It is common to find that in most robbery cases, it involves the role of an accomplice. This is especially noticeable when it comes to bank robberies and other major establishments compared to the petty 1:1 theft. So how far or how intense would be the involvement and punishment of the accomplice in robbery cases? You can get to know more about it with this case of Stanley Hedgeman which was handled by a competent lawyer.
According to credible source, the accomplice is defined as the one who usually drives the getaway car and is not present at the actual scene of the crime. Instead, he is situated from a short distance to give immediate assistance to the robber. He is defined as someone not actually present but is considered to be an aggravating force to the entire crime. What is being questioned in this case is whether the placement of Hedgeman’s car near the scene of the crime is just circumstantial or it proves that he is truly an accomplice of the actual robber. What makes the investigation a lot more solid is because of the bank teller who served as witness according to a policeman.
The bank teller testified that it was on July 13, 1981 at 1:30 in the afternoon that the actual robber came to her window at the Manufacturers Hanover Bank in Queens County. He gave her a note which stated all the special instructions that she needs to do in order to not be noticed by everyone else yet that a robbery is being held. But the teller was only able to give about $200 as that was the only amount she had in her drawer at that time.
In addition, a research done by a reporter said that after the robber left, the teller pressed a silent alarm and she was able to notice the direction where the robber was going from another window of the bank. She saw him ride a parked automobile situated about 15 feet from the bank and yes, there was someone seated on its driver’s seat. Another police officer also testified that during his interview with the alleged robber, he mentioned that he planned it well with his accomplice who served as the driver in the parked car.

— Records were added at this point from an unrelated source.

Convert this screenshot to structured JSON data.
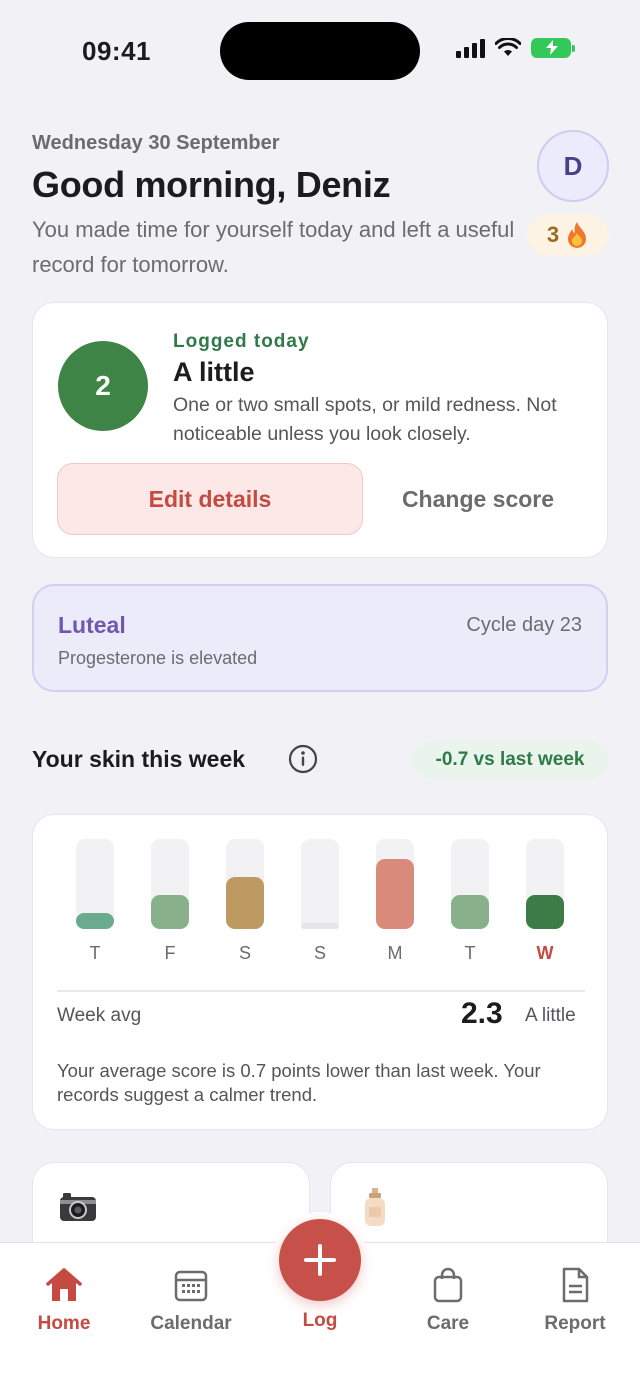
{
  "status": {
    "time": "09:41"
  },
  "header": {
    "date": "Wednesday 30 September",
    "greeting": "Good morning, Deniz",
    "subtitle": "You made time for yourself today and left a useful record for tomorrow.",
    "avatar_initial": "D",
    "streak_count": "3",
    "streak_icon": "fire-icon"
  },
  "today": {
    "label": "Logged today",
    "score": "2",
    "score_name": "A little",
    "description": "One or two small spots, or mild redness. Not noticeable unless you look closely.",
    "edit_label": "Edit details",
    "change_label": "Change score",
    "score_color": "#3e8446"
  },
  "cycle": {
    "phase": "Luteal",
    "day": "Cycle day 23",
    "note": "Progesterone is elevated"
  },
  "week": {
    "title": "Your skin this week",
    "trend": "-0.7 vs last week",
    "avg_label": "Week avg",
    "avg_value": "2.3",
    "avg_name": "A little",
    "note": "Your average score is 0.7 points lower than last week. Your records suggest a calmer trend.",
    "days": [
      {
        "label": "T",
        "level": 0.18,
        "color": "#6aaa8e"
      },
      {
        "label": "F",
        "level": 0.38,
        "color": "#88b08a"
      },
      {
        "label": "S",
        "level": 0.58,
        "color": "#bc9a62"
      },
      {
        "label": "S",
        "level": 0.06,
        "color": "#e6e6ea"
      },
      {
        "label": "M",
        "level": 0.78,
        "color": "#d98a7a"
      },
      {
        "label": "T",
        "level": 0.38,
        "color": "#88b08a"
      },
      {
        "label": "W",
        "level": 0.38,
        "color": "#3e7c47",
        "today": true
      }
    ]
  },
  "peek": {
    "left_icon": "camera-icon",
    "right_icon": "lotion-bottle-icon"
  },
  "tabs": {
    "home": "Home",
    "calendar": "Calendar",
    "log": "Log",
    "care": "Care",
    "report": "Report"
  }
}
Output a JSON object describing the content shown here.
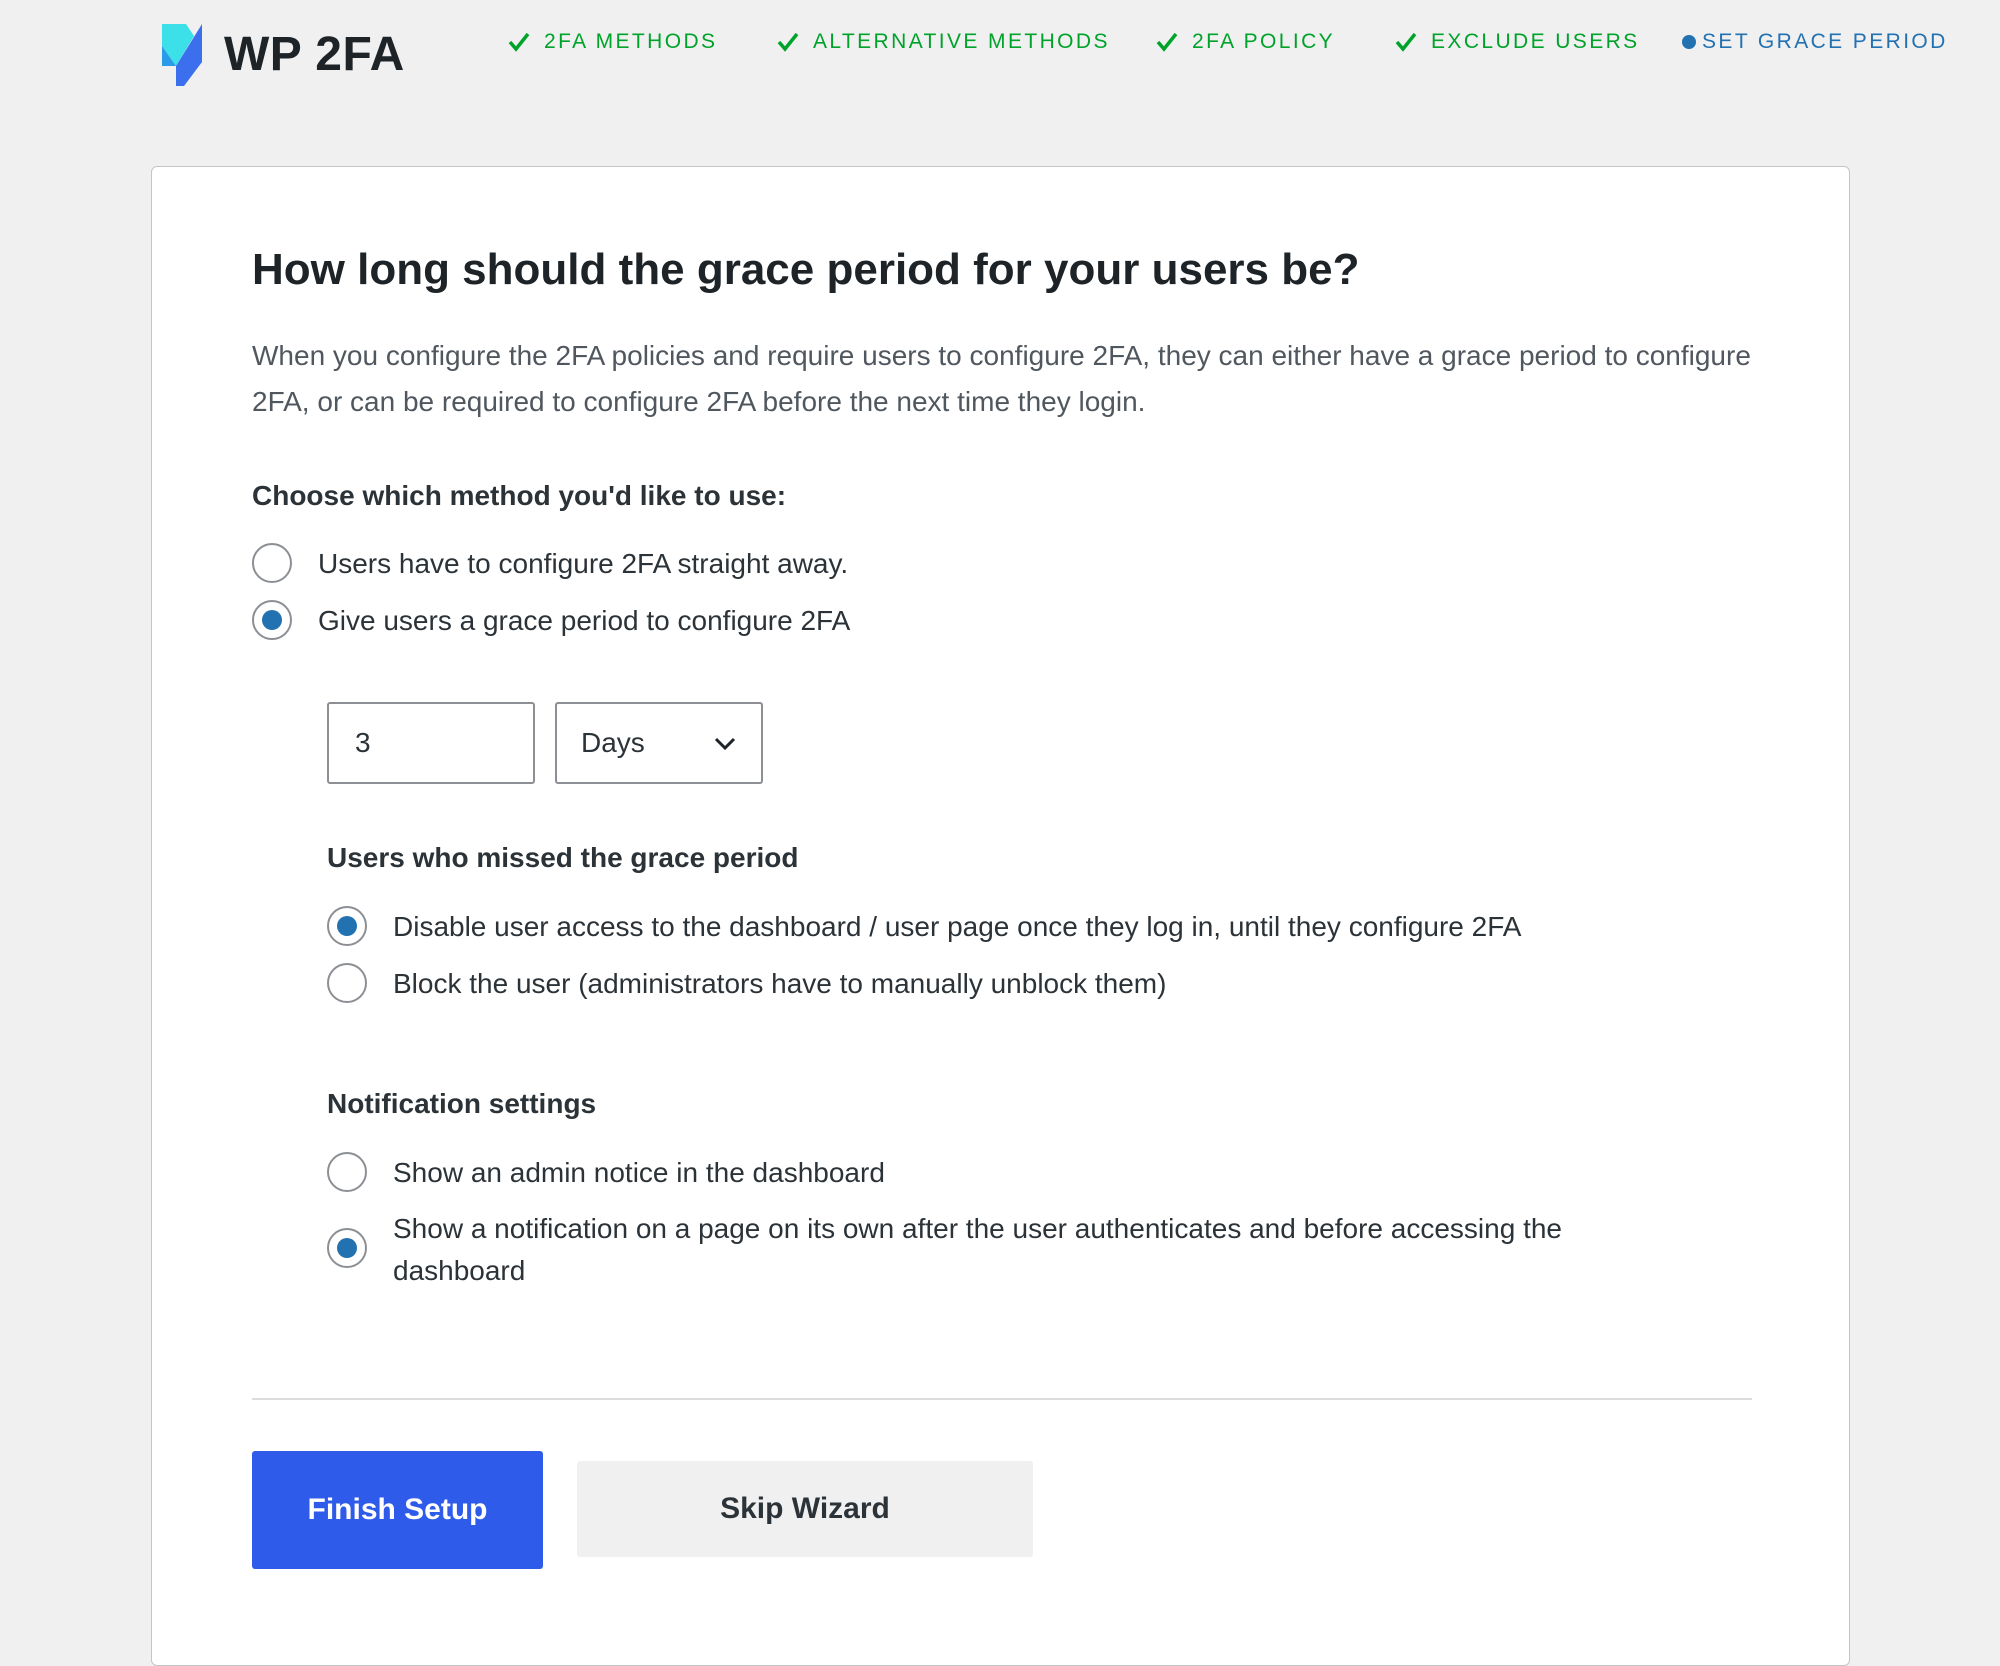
{
  "header": {
    "logo_text": "WP 2FA",
    "steps": [
      {
        "label": "2FA METHODS",
        "status": "complete"
      },
      {
        "label": "ALTERNATIVE METHODS",
        "status": "complete"
      },
      {
        "label": "2FA POLICY",
        "status": "complete"
      },
      {
        "label": "EXCLUDE USERS",
        "status": "complete"
      },
      {
        "label": "SET GRACE PERIOD",
        "status": "current"
      }
    ]
  },
  "main": {
    "title": "How long should the grace period for your users be?",
    "description": "When you configure the 2FA policies and require users to configure 2FA, they can either have a grace period to configure 2FA, or can be required to configure 2FA before the next time they login.",
    "method_label": "Choose which method you'd like to use:",
    "method_options": [
      {
        "label": "Users have to configure 2FA straight away.",
        "selected": false
      },
      {
        "label": "Give users a grace period to configure 2FA",
        "selected": true
      }
    ],
    "grace_period": {
      "value": "3",
      "unit": "Days"
    },
    "missed_label": "Users who missed the grace period",
    "missed_options": [
      {
        "label": "Disable user access to the dashboard / user page once they log in, until they configure 2FA",
        "selected": true
      },
      {
        "label": "Block the user (administrators have to manually unblock them)",
        "selected": false
      }
    ],
    "notification_label": "Notification settings",
    "notification_options": [
      {
        "label": "Show an admin notice in the dashboard",
        "selected": false
      },
      {
        "label": "Show a notification on a page on its own after the user authenticates and before accessing the dashboard",
        "selected": true
      }
    ]
  },
  "actions": {
    "finish_label": "Finish Setup",
    "skip_label": "Skip Wizard"
  },
  "colors": {
    "accent": "#2271b1",
    "complete": "#00a32a",
    "primary_button": "#2f5bea"
  }
}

The evidence of having someone to wait and watch is enough to prove that he is an accomplice. Becoming an accomplice is also punishable since you contribute to the harm of the crime in a significant way as it adds an element of danger and threat to its victims. To be an accessorial aid to the crime scene is considered serious to the court and can lead to becoming an aggravating factor to the overall situation. This is regardless of the fact whether the accomplice in this case, the driver, was armed or not but the fact that he present constructively at the immediate scene is enough proof.
You can truly learn so much from the cases of robbery handled by a reliable New York robbery lawyer. If you would start your search for a New York grand larceny lawyer in the office of Stephen Bilkis & Associates, then you would surely find someone who can help you win all your cases and be able to educate you more with all the needed elements of the legal proceedings. Just like what you have learned in this case about the involvement of accomplices and the punishments that come with it even if you were not the actual person who committed the crime.